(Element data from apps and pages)
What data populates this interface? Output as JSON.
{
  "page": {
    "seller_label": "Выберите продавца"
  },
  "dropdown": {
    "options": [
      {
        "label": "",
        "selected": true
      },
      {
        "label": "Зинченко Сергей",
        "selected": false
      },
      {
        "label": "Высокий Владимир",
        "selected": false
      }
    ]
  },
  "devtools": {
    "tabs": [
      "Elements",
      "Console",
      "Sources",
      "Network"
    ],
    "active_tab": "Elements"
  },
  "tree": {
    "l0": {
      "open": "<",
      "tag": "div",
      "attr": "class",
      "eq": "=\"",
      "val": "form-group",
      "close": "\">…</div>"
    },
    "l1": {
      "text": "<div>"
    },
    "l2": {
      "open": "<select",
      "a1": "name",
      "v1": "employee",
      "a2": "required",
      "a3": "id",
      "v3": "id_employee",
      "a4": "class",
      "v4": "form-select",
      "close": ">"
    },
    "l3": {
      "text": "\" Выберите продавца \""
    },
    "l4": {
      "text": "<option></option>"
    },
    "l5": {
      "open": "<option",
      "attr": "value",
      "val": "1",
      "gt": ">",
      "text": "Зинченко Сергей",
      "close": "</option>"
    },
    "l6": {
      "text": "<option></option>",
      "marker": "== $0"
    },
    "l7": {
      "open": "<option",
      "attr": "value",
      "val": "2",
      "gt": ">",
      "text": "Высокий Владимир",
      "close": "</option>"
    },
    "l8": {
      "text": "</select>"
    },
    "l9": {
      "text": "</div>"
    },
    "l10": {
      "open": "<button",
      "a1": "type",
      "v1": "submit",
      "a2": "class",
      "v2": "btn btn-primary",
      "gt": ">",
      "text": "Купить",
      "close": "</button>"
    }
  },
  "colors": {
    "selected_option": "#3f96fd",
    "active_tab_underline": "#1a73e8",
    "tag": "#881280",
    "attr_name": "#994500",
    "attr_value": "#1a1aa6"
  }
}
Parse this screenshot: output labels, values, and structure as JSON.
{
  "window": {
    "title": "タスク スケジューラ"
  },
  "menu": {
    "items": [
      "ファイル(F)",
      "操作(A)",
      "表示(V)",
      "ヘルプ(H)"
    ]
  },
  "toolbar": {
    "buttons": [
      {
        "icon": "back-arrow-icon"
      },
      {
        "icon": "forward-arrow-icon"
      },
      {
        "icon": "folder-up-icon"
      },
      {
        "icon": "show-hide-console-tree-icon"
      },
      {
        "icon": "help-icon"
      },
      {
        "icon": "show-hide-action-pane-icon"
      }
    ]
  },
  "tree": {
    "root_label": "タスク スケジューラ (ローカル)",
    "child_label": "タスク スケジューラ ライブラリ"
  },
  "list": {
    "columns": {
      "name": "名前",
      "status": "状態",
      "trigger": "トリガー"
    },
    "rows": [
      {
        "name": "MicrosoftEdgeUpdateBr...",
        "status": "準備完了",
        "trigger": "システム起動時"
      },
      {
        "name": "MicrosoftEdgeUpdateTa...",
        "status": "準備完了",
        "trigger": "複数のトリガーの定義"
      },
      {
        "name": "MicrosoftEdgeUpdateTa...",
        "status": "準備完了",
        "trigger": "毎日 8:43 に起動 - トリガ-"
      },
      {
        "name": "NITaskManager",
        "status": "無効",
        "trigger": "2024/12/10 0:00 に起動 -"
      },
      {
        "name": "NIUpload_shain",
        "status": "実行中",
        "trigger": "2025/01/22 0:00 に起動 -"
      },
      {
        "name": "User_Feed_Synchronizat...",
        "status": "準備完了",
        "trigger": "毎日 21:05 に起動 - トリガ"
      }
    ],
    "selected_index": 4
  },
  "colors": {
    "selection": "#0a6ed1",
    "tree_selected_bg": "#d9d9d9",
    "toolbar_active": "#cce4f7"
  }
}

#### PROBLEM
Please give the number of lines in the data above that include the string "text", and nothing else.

#### OUTPUT OF THE EXERCISE
9